Ti Lung in a still from The Delightful Forest (1972), one of three movie adaptations from influential 14th century martial arts novel The Water Margin filmed by Hong Kong wuxia director Chang Cheh.

What martial arts storytelling owes to The Water Margin, wuxia novel from 14th century adapted for Japanese TV and by Chang Cheh for cinema, and how its themes and style still resonate

  • The Water Margin tells the stories of 108 outlaws who rebel against corrupt officials during China’s Song dynasty and has been adapted for film and television
  • Its theme of the righteous fighting for justice, the way it sketches characters and their mannerisms have served as prototypes for writers and directors

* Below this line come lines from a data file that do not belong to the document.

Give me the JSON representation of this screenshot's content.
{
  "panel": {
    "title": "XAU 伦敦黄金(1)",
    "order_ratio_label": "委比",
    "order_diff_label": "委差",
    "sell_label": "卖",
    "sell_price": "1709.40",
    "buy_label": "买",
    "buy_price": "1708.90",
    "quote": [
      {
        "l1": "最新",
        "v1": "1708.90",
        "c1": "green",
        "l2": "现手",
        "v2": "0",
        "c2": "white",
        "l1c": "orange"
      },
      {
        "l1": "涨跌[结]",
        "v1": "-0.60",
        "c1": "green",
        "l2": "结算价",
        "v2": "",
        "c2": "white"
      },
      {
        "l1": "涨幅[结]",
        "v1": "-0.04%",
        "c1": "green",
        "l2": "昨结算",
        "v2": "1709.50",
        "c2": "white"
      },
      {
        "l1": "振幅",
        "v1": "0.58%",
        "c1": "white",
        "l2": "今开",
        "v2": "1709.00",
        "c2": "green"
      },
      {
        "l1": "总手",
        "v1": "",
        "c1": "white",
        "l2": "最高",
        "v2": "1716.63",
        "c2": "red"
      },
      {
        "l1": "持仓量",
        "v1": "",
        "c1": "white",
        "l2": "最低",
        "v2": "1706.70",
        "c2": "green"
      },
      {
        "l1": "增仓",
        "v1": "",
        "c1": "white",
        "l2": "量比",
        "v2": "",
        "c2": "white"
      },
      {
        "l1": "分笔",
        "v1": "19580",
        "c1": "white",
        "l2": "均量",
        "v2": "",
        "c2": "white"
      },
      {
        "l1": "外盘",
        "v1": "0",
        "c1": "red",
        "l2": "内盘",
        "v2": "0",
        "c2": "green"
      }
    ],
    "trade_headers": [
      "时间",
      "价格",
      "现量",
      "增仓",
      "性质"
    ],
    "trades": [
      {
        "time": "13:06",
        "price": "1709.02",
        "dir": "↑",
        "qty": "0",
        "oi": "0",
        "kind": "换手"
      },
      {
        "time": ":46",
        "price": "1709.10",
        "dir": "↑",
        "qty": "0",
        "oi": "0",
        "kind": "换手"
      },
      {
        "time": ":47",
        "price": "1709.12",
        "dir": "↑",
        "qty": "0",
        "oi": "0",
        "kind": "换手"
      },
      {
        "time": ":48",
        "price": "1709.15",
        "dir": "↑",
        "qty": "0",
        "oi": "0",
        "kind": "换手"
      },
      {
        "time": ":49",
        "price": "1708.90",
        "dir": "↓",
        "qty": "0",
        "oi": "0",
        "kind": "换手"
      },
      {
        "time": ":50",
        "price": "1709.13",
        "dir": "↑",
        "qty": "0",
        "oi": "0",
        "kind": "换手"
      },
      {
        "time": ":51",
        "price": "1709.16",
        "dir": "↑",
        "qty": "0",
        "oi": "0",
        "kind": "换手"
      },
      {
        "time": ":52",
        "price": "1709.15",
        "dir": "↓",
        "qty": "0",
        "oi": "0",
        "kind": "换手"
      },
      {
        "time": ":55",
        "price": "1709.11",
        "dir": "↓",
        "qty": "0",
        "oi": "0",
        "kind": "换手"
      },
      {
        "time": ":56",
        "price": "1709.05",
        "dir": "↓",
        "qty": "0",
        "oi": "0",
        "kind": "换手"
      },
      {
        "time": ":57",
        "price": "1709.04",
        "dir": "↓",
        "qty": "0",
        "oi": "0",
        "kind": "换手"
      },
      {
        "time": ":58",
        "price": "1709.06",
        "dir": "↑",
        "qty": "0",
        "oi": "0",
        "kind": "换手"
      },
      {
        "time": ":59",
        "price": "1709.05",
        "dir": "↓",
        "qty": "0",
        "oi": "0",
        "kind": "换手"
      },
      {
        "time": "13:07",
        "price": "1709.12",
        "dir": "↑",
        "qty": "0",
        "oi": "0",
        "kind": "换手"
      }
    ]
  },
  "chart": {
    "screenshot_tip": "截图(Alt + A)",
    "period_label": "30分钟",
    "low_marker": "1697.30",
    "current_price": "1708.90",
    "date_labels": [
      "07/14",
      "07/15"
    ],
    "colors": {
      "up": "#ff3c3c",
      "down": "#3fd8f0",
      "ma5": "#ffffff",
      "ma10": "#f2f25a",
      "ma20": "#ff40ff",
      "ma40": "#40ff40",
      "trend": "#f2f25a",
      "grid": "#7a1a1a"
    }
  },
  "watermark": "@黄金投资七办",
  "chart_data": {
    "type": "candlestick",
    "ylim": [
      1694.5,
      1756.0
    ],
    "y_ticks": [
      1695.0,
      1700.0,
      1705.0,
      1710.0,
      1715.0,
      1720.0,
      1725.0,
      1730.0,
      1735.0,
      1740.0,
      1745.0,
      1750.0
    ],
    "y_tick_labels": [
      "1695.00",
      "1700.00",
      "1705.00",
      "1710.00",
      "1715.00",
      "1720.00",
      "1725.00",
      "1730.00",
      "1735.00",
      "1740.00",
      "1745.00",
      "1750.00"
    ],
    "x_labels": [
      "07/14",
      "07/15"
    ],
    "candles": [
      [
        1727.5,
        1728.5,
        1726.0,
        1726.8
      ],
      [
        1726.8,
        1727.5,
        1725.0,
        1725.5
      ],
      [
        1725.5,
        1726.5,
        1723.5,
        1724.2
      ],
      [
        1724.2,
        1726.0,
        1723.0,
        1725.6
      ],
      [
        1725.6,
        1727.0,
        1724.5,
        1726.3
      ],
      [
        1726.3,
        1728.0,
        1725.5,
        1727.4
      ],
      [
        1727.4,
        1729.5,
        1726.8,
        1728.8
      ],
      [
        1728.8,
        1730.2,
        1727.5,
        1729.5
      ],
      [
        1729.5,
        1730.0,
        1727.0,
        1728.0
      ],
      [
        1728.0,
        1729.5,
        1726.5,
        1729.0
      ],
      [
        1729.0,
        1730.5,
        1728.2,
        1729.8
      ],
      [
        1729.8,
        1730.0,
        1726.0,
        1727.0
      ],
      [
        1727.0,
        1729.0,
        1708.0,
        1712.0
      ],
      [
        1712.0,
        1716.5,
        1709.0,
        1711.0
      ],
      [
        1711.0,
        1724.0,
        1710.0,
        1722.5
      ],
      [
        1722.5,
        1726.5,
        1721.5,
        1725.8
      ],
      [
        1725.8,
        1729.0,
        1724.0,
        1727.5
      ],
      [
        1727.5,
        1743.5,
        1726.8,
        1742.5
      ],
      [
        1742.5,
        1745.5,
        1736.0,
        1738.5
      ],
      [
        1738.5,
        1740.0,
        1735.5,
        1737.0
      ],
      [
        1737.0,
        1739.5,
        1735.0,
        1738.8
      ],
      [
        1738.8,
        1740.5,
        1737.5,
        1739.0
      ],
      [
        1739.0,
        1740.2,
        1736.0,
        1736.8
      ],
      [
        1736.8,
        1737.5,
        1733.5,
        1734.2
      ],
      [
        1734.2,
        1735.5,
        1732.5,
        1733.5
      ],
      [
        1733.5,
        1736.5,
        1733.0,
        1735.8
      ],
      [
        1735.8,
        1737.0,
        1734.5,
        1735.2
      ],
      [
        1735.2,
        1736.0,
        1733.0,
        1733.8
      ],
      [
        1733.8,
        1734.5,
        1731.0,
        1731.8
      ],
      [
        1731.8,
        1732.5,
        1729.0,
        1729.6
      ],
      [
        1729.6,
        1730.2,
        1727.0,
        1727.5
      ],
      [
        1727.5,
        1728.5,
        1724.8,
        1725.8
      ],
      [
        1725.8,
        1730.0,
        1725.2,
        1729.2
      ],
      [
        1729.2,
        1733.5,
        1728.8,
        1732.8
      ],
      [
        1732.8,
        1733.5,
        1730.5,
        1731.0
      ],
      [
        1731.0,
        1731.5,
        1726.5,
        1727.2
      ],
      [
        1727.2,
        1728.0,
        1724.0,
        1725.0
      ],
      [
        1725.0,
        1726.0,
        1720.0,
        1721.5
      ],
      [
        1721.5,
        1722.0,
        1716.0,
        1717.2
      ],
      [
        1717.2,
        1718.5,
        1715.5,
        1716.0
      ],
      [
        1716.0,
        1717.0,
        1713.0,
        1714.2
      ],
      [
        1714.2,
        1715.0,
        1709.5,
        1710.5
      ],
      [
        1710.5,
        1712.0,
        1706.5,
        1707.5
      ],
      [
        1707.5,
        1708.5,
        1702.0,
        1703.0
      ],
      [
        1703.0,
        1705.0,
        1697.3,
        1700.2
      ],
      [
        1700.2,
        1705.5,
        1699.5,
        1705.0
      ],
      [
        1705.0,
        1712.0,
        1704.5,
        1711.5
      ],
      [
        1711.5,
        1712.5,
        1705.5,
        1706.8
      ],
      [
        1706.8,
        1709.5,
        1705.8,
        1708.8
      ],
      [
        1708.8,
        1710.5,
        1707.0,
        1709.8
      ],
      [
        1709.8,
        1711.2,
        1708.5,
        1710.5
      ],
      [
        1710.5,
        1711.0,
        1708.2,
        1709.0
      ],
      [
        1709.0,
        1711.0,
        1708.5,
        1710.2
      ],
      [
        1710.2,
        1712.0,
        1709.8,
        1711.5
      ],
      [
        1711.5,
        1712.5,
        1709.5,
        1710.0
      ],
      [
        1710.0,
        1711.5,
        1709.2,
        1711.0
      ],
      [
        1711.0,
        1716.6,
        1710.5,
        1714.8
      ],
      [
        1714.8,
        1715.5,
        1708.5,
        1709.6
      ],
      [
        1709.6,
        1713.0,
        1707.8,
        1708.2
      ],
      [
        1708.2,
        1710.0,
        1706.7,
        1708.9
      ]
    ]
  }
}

Topic |   Asian cinema: Hong Kong film
Ti Lung in a still from The Delightful Forest (1972), one of three movie adaptations from influential 14th century martial arts novel The Water Margin filmed by Hong Kong wuxia director Chang Cheh.
Ti Lung in a still from The Delightful Forest (1972), one of three movie adaptations from influential 14th century martial arts novel The Water Margin filmed by Hong Kong wuxia director Chang Cheh.
READ FULL ARTICLE